Loose lips sink firms

Print This Post

5 March 2014

Posted by Jon Hepburn, a member of Legal Futures Associate CoreLegal

Are you managing what people say about your firm?

There are too many law firms chasing too little work up against aggressive new competition with huge marketing budgets… You’ve read that many times before, but what can be done to help the smaller law firms compete?

Well, to paraphrase a well-known phrase, it’s ‘reputation, reputation, reputation’. You don’t need a huge budget for this but you may need to change a few attitudes and devote some time to it.

Paying lip service to the gathering of feedback and management of your reputation is either asking for trouble or missing a great opportunity. In general, law firms are not active enough in requesting feedback or following up on those requests for feedback. Active reputation management of the whole law firm’s brand and the individual reputation of its fee-earners is vital. High street law firms need to think like retailers and manage their reputation like a hotel or restaurant.

I recently spoke with a manager of a small hotel who said that many of their staff spend on average one hour a day on ‘reputation-based’ tasks, such as requesting guest feedback, checking a new guest’s room is to their liking, making sure that meals served in the restaurant are OK, and providing printed satisfaction forms.

They’re not finished yet. At check-out time, staff ask about their stay and send online surveys to guests who stayed recently. For the hotel manager there is also the big task of checking the hotel review sites for new reviews and responding where necessary.

The cumulative effect of all the activity or inactivity can make or break a hotel and is, without question, a daily task.

Are law firms prepared to make that kind of effort? I appreciate there is a difference between purchasing legal advice and a night in a hotel, but reckon the comparison is valid. Some law firms don’t even send a client feedback questionnaire, let alone act on the results.

You may dismiss this process as collecting ‘happy sheets’ but at the very least contact with existing clients and follow-up can be a great opportunity to stay in touch.

A few observations that may be of interest:

  • The public doesn’t distinguish between specialist and non-specialists lawyers. Live online chat facilities on websites, a friendly presence on social media and impactful pay-per-click advertising all blur the lines to present an attractive servicing regardless of whether or not that organisation is a specialist.
  • Slater & Gordon makes full use of Trustpilot (one of the leading consumer review sites) and has “rated 9.1 out of 10” showing prominently on its website home page and on the search result descriptions.
  • Reputation is not just about the quantified numbers of reviews, ranking given etc. Reviews are liked by consumers and provide a short-cut to making a decision.

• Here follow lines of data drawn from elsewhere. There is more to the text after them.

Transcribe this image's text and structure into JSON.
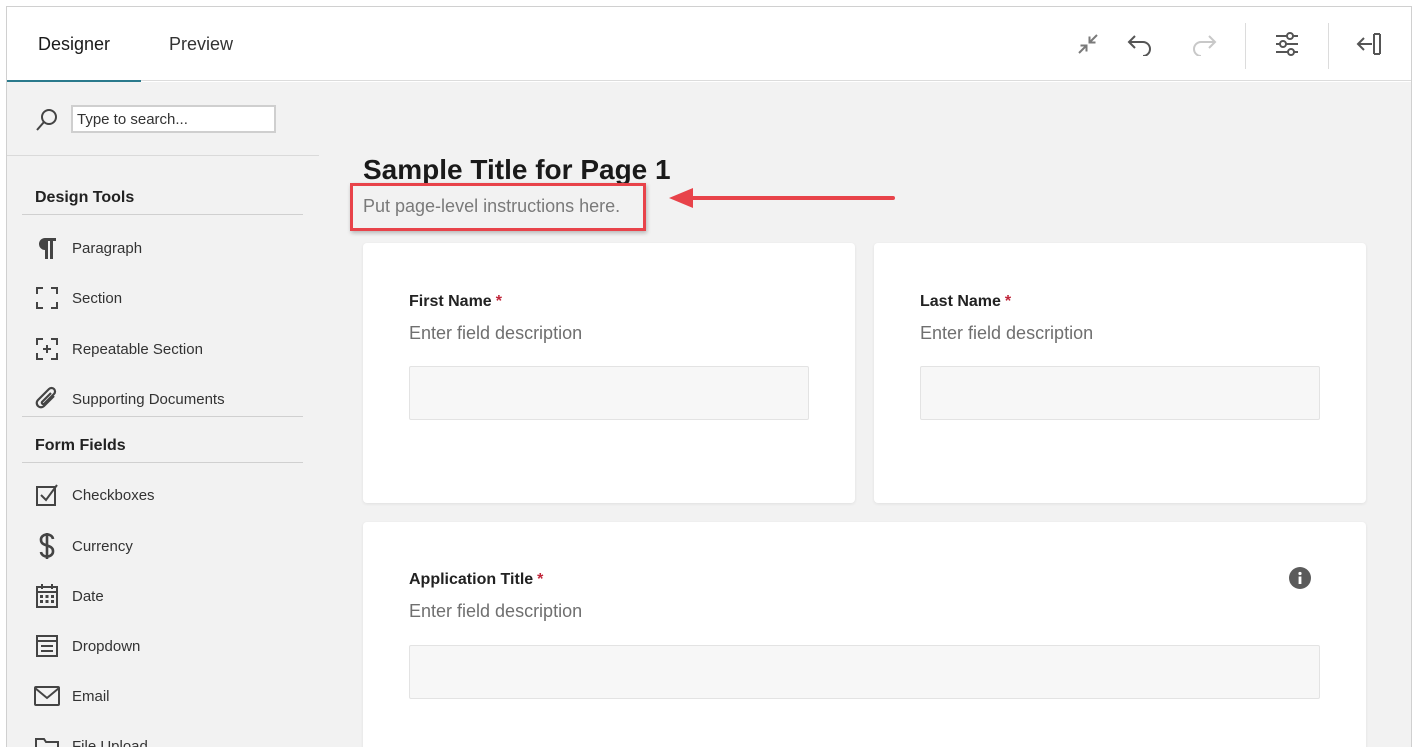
{
  "tabs": {
    "designer": "Designer",
    "preview": "Preview"
  },
  "toolbar": {
    "collapse_icon": "collapse-icon",
    "undo_icon": "undo-icon",
    "redo_icon": "redo-icon",
    "settings_icon": "sliders-icon",
    "panel_icon": "close-panel-icon"
  },
  "sidebar": {
    "search": {
      "placeholder": "Type to search..."
    },
    "design_tools": {
      "title": "Design Tools",
      "items": [
        {
          "label": "Paragraph",
          "icon": "paragraph-icon"
        },
        {
          "label": "Section",
          "icon": "section-icon"
        },
        {
          "label": "Repeatable Section",
          "icon": "repeatable-section-icon"
        },
        {
          "label": "Supporting Documents",
          "icon": "paperclip-icon"
        }
      ]
    },
    "form_fields": {
      "title": "Form Fields",
      "items": [
        {
          "label": "Checkboxes",
          "icon": "checkbox-icon"
        },
        {
          "label": "Currency",
          "icon": "dollar-icon"
        },
        {
          "label": "Date",
          "icon": "calendar-icon"
        },
        {
          "label": "Dropdown",
          "icon": "dropdown-icon"
        },
        {
          "label": "Email",
          "icon": "email-icon"
        },
        {
          "label": "File Upload",
          "icon": "folder-icon"
        }
      ]
    }
  },
  "page": {
    "title": "Sample Title for Page 1",
    "instructions": "Put page-level instructions here.",
    "fields": [
      {
        "label": "First Name",
        "required": "*",
        "description": "Enter field description"
      },
      {
        "label": "Last Name",
        "required": "*",
        "description": "Enter field description"
      },
      {
        "label": "Application Title",
        "required": "*",
        "description": "Enter field description"
      }
    ]
  },
  "colors": {
    "accent": "#2a7a8c",
    "highlight": "#e8434a",
    "required": "#c0263a"
  }
}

Despite some misgivings about how genuine online reviews are, they dominate all kinds of industry sectors.  A survey last year in the US found that 79% of people trust an online review as much as a personal recommendation (up from 72% in 2012).
  • ‘About Us’ pages on law firm website are often the most popular. Professional, consistent photography for all your fee-earners makes all the difference and you could use the images on LinkedIn profiles too. Is yours the best it can be? Video content here is increasingly being used by law firms to engage with potential clients more quickly.
  • The influence of the internet is having a huge impact on the development (and dismantling) of reputations. Solicitor review sites have empowered consumers with the experience of others and recommendations are hugely influential.

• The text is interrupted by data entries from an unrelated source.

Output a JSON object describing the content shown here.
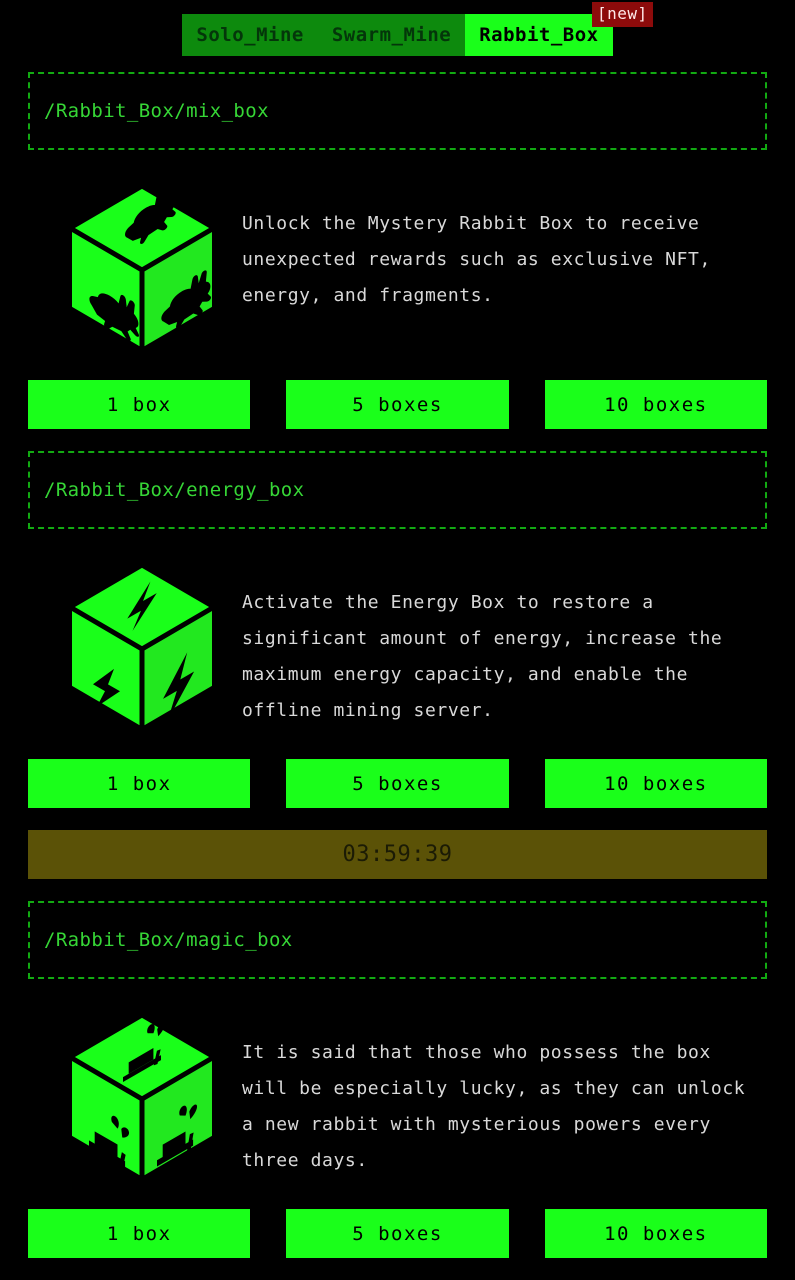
{
  "theme": {
    "background": "#000000",
    "accent_green": "#1aff1a",
    "dim_green": "#0d8a0d",
    "path_green": "#36d636",
    "badge_red": "#8d0b0b",
    "timer_olive": "#5b5207",
    "text_gray": "#d9d9d9"
  },
  "tabs": [
    {
      "label": "Solo_Mine",
      "active": false,
      "badge": null
    },
    {
      "label": "Swarm_Mine",
      "active": false,
      "badge": null
    },
    {
      "label": "Rabbit_Box",
      "active": true,
      "badge": "[new]"
    }
  ],
  "sections": [
    {
      "path": "/Rabbit_Box/mix_box",
      "icon": "rabbit-cube-icon",
      "description": "Unlock the Mystery Rabbit Box to receive unexpected rewards such as exclusive NFT, energy, and fragments.",
      "buttons": [
        {
          "label": "1 box"
        },
        {
          "label": "5 boxes"
        },
        {
          "label": "10 boxes"
        }
      ],
      "timer": null
    },
    {
      "path": "/Rabbit_Box/energy_box",
      "icon": "lightning-cube-icon",
      "description": "Activate the Energy Box to restore a significant amount of energy, increase the maximum energy capacity, and enable the offline mining server.",
      "buttons": [
        {
          "label": "1 box"
        },
        {
          "label": "5 boxes"
        },
        {
          "label": "10 boxes"
        }
      ],
      "timer": "03:59:39"
    },
    {
      "path": "/Rabbit_Box/magic_box",
      "icon": "magic-hat-cube-icon",
      "description": "It is said that those who possess the box will be especially lucky, as they can unlock a new rabbit with mysterious powers every three days.",
      "buttons": [
        {
          "label": "1 box"
        },
        {
          "label": "5 boxes"
        },
        {
          "label": "10 boxes"
        }
      ],
      "timer": null
    }
  ]
}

For a law firm I believe the real value in committing to reputation-based marketing comes from measuring client feedback, benchmarking the firm against industry standards and seeking quantitative improvements that can be used in marketing messages and for compliance with outcomes-focused regulation.

Active management of the whole law firm’s brand and the individual reputation of its fee-earners is vital. Those law firms that keep abreast of reviews, their online presence and actively manage their reputation increase their chances of survival. You may just need to change a few attitudes, spend a bit of time on it – or perhaps outsource the whole process.

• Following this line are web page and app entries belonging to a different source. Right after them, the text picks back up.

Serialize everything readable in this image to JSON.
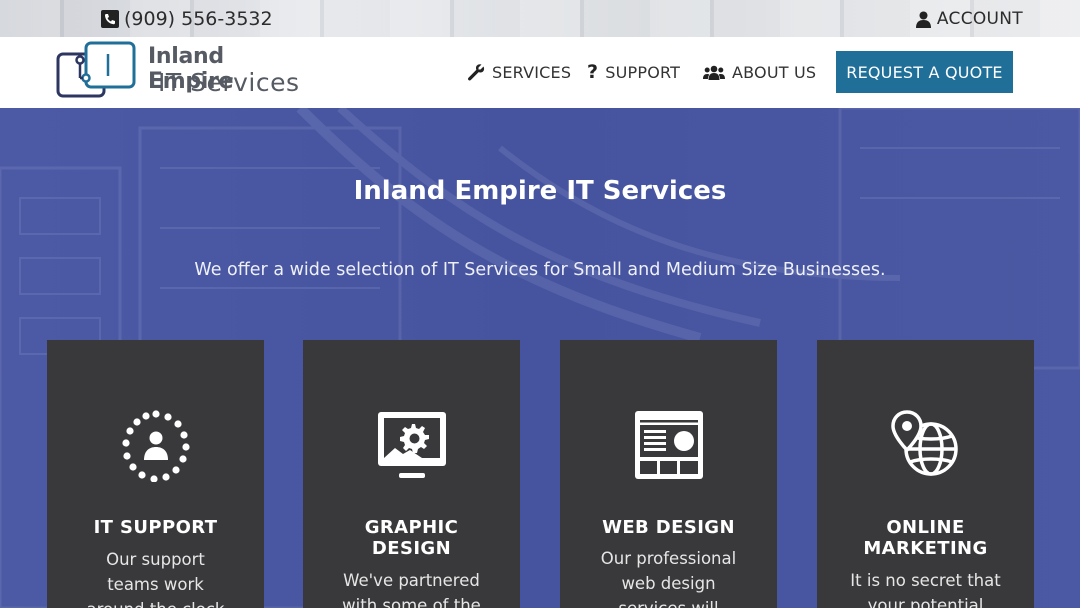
{
  "topbar": {
    "phone_icon": "phone-square-icon",
    "phone": "(909) 556-3532",
    "account_icon": "user-icon",
    "account": "ACCOUNT"
  },
  "header": {
    "logo_line1": "Inland Empire",
    "logo_line2": "IT Services",
    "nav": [
      {
        "label": "SERVICES",
        "icon": "wrench-icon"
      },
      {
        "label": "SUPPORT",
        "icon": "question-icon"
      },
      {
        "label": "ABOUT US",
        "icon": "users-icon"
      }
    ],
    "cta": "REQUEST A QUOTE"
  },
  "hero": {
    "title": "Inland Empire IT Services",
    "subtitle": "We offer a wide selection of IT Services for Small and Medium Size Businesses."
  },
  "cards": [
    {
      "icon": "support-person-icon",
      "title_line1": "IT SUPPORT",
      "title_line2": "",
      "text": [
        "Our support",
        "teams work",
        "around the clock"
      ]
    },
    {
      "icon": "monitor-gear-icon",
      "title_line1": "GRAPHIC",
      "title_line2": "DESIGN",
      "text": [
        "We've partnered",
        "with some of the"
      ]
    },
    {
      "icon": "browser-layout-icon",
      "title_line1": "WEB DESIGN",
      "title_line2": "",
      "text": [
        "Our professional",
        "web design",
        "services will"
      ]
    },
    {
      "icon": "location-globe-icon",
      "title_line1": "ONLINE",
      "title_line2": "MARKETING",
      "text": [
        "It is no secret that",
        "your potential"
      ]
    }
  ],
  "colors": {
    "brand_blue": "#1f6f99",
    "hero_overlay": "#4a57a2",
    "card_bg": "#39393b",
    "logo_gray": "#555a63",
    "logo_navy": "#2c3660"
  }
}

Every law firm should be active about their reputation-based marketing. You could have a great reputation amongst your peers, a filing cabinet full of customer testimonials and belong to various lawyer accreditation panels and associations, but if you don’t use all the tools at your disposal, competition you weren’t even aware of could pass you by.

Jon Hepburn is founder and owner of The Fedora Consultancy, a marketing consultancy for law firms. E-mail him on jon@fedoraconsultancy.co.uk

One Response to “Loose lips sink firms”

  1. This is good stuff.

    Interesting also that Slater and Gordon have eschewed the ‘solicitor’ brand in favour of ‘lawyers’.

  2. Joe Reevy on March 17th, 2014 at 10:14 am

Leave a comment

* Denotes required field

All comments will be moderated before posting. Please see our Terms and Conditions

Legal Futures Blog

The LSB’s proposals for legislative reform: let’s be clear

Caroline Wallace LSB

The publication of the Legal Services Board’s vision for legislative reform of legal services regulation on 12 September has generated a healthy level of interest and debate. This can, on the surface, seem a somewhat dry subject. However, it has an impact not just on existing regulated practitioners, but also on providers of legal services more generally, as well as everyone who uses or benefits from an effective legal sector. And, let’s face it, that’s all of us.

October 25th, 2016